§ TASK OBJECTIVE
Except for the images, repeat the entries below word for word.

PROVIDED DATA Block Start

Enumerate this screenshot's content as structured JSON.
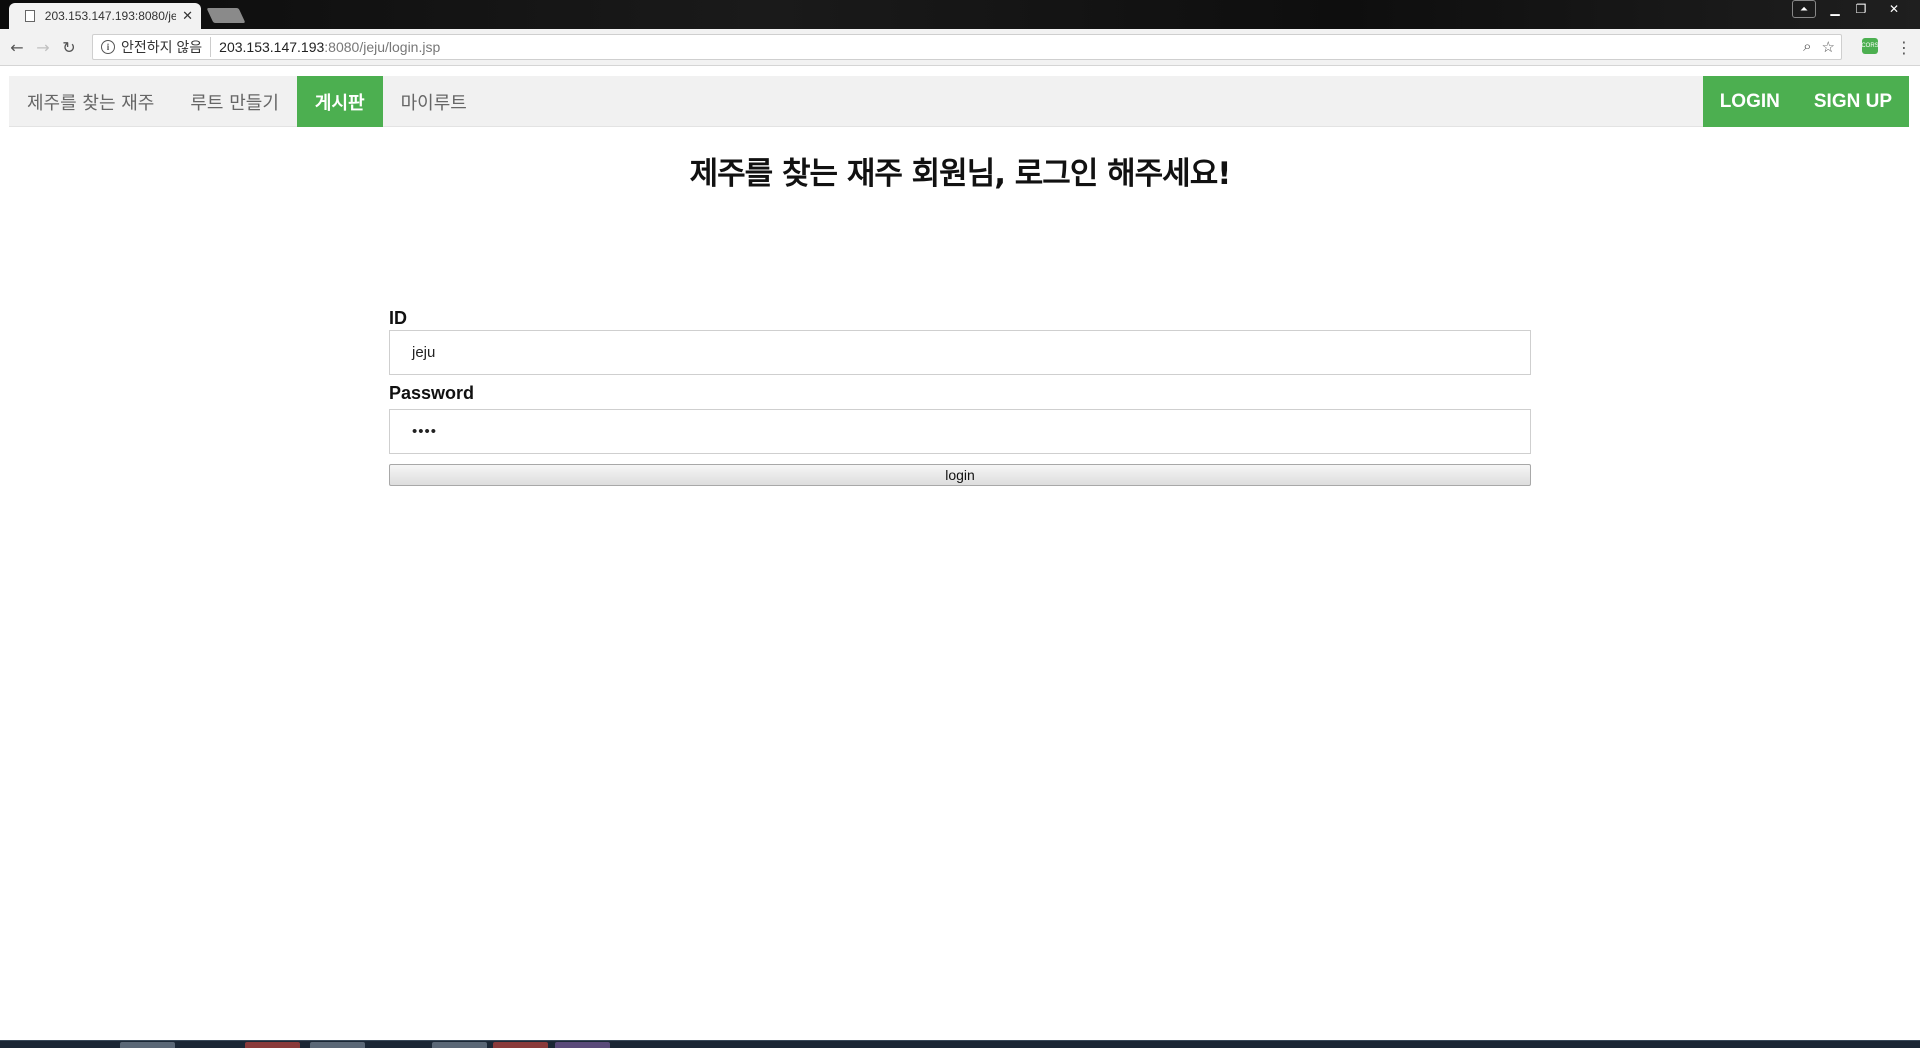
{
  "browser": {
    "tab_title": "203.153.147.193:8080/je",
    "tab_close": "✕",
    "security_label": "안전하지 않음",
    "url_host": "203.153.147.193",
    "url_path": ":8080/jeju/login.jsp",
    "extension_label": "CORS"
  },
  "nav": {
    "items": [
      {
        "label": "제주를 찾는 재주"
      },
      {
        "label": "루트 만들기"
      },
      {
        "label": "게시판"
      },
      {
        "label": "마이루트"
      }
    ],
    "right": [
      {
        "label": "LOGIN"
      },
      {
        "label": "SIGN UP"
      }
    ]
  },
  "main": {
    "heading": "제주를 찾는 재주 회원님, 로그인 해주세요!",
    "id_label": "ID",
    "id_value": "jeju",
    "password_label": "Password",
    "password_value": "••••",
    "login_button": "login"
  },
  "colors": {
    "accent": "#4caf50",
    "nav_bg": "#f1f1f1"
  }
}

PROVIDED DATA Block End

§ YOUR RESPONSE
Enumerate this screenshot's content as structured JSON.
{
  "browser": {
    "tab_title": "203.153.147.193:8080/je",
    "tab_close": "✕",
    "security_label": "안전하지 않음",
    "url_host": "203.153.147.193",
    "url_path": ":8080/jeju/login.jsp",
    "extension_label": "CORS"
  },
  "nav": {
    "items": [
      {
        "label": "제주를 찾는 재주"
      },
      {
        "label": "루트 만들기"
      },
      {
        "label": "게시판"
      },
      {
        "label": "마이루트"
      }
    ],
    "right": [
      {
        "label": "LOGIN"
      },
      {
        "label": "SIGN UP"
      }
    ]
  },
  "main": {
    "heading": "제주를 찾는 재주 회원님, 로그인 해주세요!",
    "id_label": "ID",
    "id_value": "jeju",
    "password_label": "Password",
    "password_value": "••••",
    "login_button": "login"
  },
  "colors": {
    "accent": "#4caf50",
    "nav_bg": "#f1f1f1"
  }
}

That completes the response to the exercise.